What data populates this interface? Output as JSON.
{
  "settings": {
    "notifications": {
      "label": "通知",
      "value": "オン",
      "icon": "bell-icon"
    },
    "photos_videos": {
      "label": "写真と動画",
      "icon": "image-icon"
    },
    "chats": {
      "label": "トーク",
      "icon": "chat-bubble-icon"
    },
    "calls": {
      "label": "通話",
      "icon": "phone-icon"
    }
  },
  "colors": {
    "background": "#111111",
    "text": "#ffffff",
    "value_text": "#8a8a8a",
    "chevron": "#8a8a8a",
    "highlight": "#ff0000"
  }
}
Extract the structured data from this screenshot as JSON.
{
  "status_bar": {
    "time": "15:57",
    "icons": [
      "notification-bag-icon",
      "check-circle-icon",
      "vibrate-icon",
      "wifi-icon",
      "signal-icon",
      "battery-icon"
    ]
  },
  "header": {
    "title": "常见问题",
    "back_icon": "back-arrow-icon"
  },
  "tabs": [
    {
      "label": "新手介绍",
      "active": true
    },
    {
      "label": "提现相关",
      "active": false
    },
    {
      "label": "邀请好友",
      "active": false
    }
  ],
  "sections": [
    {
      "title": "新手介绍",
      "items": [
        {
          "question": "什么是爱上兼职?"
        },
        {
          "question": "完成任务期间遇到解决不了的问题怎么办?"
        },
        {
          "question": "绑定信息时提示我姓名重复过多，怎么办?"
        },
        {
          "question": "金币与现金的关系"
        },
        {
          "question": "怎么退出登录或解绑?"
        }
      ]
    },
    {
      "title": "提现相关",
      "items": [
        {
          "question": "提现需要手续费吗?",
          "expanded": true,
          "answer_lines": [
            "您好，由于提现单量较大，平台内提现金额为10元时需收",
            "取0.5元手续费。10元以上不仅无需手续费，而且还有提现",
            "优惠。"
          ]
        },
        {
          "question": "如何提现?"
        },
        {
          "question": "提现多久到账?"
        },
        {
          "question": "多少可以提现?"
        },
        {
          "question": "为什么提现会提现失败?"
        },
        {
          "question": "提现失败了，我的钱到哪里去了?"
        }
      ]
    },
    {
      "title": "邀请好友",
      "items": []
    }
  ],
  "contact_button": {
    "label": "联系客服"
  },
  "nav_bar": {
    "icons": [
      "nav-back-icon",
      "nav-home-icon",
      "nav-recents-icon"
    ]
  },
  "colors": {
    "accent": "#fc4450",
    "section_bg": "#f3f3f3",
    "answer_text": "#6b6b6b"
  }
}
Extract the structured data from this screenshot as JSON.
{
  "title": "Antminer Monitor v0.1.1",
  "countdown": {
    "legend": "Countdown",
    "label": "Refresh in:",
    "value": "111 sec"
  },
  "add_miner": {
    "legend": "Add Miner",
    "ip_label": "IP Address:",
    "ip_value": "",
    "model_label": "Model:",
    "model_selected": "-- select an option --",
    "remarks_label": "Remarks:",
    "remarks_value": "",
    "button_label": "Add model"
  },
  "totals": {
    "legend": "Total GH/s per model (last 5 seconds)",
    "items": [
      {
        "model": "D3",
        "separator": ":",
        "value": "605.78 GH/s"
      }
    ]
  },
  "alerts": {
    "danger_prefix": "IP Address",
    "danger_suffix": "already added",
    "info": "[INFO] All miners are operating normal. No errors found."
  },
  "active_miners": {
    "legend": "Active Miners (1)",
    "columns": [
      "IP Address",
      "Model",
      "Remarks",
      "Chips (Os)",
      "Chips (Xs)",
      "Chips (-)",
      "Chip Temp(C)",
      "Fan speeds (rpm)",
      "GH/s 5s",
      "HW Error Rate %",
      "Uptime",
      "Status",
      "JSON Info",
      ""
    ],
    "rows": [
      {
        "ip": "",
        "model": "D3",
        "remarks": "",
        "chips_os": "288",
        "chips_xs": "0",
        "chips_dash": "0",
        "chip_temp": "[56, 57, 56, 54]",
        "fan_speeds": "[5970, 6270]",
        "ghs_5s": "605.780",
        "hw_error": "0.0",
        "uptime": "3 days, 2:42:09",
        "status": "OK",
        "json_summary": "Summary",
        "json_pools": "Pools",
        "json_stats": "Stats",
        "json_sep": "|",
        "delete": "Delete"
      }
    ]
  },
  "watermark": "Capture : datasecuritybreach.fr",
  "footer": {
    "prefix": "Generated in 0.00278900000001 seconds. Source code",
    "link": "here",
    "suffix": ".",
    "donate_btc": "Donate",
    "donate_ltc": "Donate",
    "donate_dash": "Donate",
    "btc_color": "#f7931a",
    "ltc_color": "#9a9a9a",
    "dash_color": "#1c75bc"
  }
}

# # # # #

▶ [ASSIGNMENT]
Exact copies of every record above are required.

▶ [RESULT FOR THIS EXERCISE]
What data populates this interface? Output as JSON.
{
  "settings": {
    "notifications": {
      "label": "通知",
      "value": "オン",
      "icon": "bell-icon"
    },
    "photos_videos": {
      "label": "写真と動画",
      "icon": "image-icon"
    },
    "chats": {
      "label": "トーク",
      "icon": "chat-bubble-icon"
    },
    "calls": {
      "label": "通話",
      "icon": "phone-icon"
    }
  },
  "colors": {
    "background": "#111111",
    "text": "#ffffff",
    "value_text": "#8a8a8a",
    "chevron": "#8a8a8a",
    "highlight": "#ff0000"
  }
}
Extract the structured data from this screenshot as JSON.
{
  "status_bar": {
    "time": "15:57",
    "icons": [
      "notification-bag-icon",
      "check-circle-icon",
      "vibrate-icon",
      "wifi-icon",
      "signal-icon",
      "battery-icon"
    ]
  },
  "header": {
    "title": "常见问题",
    "back_icon": "back-arrow-icon"
  },
  "tabs": [
    {
      "label": "新手介绍",
      "active": true
    },
    {
      "label": "提现相关",
      "active": false
    },
    {
      "label": "邀请好友",
      "active": false
    }
  ],
  "sections": [
    {
      "title": "新手介绍",
      "items": [
        {
          "question": "什么是爱上兼职?"
        },
        {
          "question": "完成任务期间遇到解决不了的问题怎么办?"
        },
        {
          "question": "绑定信息时提示我姓名重复过多，怎么办?"
        },
        {
          "question": "金币与现金的关系"
        },
        {
          "question": "怎么退出登录或解绑?"
        }
      ]
    },
    {
      "title": "提现相关",
      "items": [
        {
          "question": "提现需要手续费吗?",
          "expanded": true,
          "answer_lines": [
            "您好，由于提现单量较大，平台内提现金额为10元时需收",
            "取0.5元手续费。10元以上不仅无需手续费，而且还有提现",
            "优惠。"
          ]
        },
        {
          "question": "如何提现?"
        },
        {
          "question": "提现多久到账?"
        },
        {
          "question": "多少可以提现?"
        },
        {
          "question": "为什么提现会提现失败?"
        },
        {
          "question": "提现失败了，我的钱到哪里去了?"
        }
      ]
    },
    {
      "title": "邀请好友",
      "items": []
    }
  ],
  "contact_button": {
    "label": "联系客服"
  },
  "nav_bar": {
    "icons": [
      "nav-back-icon",
      "nav-home-icon",
      "nav-recents-icon"
    ]
  },
  "colors": {
    "accent": "#fc4450",
    "section_bg": "#f3f3f3",
    "answer_text": "#6b6b6b"
  }
}
Extract the structured data from this screenshot as JSON.
{
  "title": "Antminer Monitor v0.1.1",
  "countdown": {
    "legend": "Countdown",
    "label": "Refresh in:",
    "value": "111 sec"
  },
  "add_miner": {
    "legend": "Add Miner",
    "ip_label": "IP Address:",
    "ip_value": "",
    "model_label": "Model:",
    "model_selected": "-- select an option --",
    "remarks_label": "Remarks:",
    "remarks_value": "",
    "button_label": "Add model"
  },
  "totals": {
    "legend": "Total GH/s per model (last 5 seconds)",
    "items": [
      {
        "model": "D3",
        "separator": ":",
        "value": "605.78 GH/s"
      }
    ]
  },
  "alerts": {
    "danger_prefix": "IP Address",
    "danger_suffix": "already added",
    "info": "[INFO] All miners are operating normal. No errors found."
  },
  "active_miners": {
    "legend": "Active Miners (1)",
    "columns": [
      "IP Address",
      "Model",
      "Remarks",
      "Chips (Os)",
      "Chips (Xs)",
      "Chips (-)",
      "Chip Temp(C)",
      "Fan speeds (rpm)",
      "GH/s 5s",
      "HW Error Rate %",
      "Uptime",
      "Status",
      "JSON Info",
      ""
    ],
    "rows": [
      {
        "ip": "",
        "model": "D3",
        "remarks": "",
        "chips_os": "288",
        "chips_xs": "0",
        "chips_dash": "0",
        "chip_temp": "[56, 57, 56, 54]",
        "fan_speeds": "[5970, 6270]",
        "ghs_5s": "605.780",
        "hw_error": "0.0",
        "uptime": "3 days, 2:42:09",
        "status": "OK",
        "json_summary": "Summary",
        "json_pools": "Pools",
        "json_stats": "Stats",
        "json_sep": "|",
        "delete": "Delete"
      }
    ]
  },
  "watermark": "Capture : datasecuritybreach.fr",
  "footer": {
    "prefix": "Generated in 0.00278900000001 seconds. Source code",
    "link": "here",
    "suffix": ".",
    "donate_btc": "Donate",
    "donate_ltc": "Donate",
    "donate_dash": "Donate",
    "btc_color": "#f7931a",
    "ltc_color": "#9a9a9a",
    "dash_color": "#1c75bc"
  }
}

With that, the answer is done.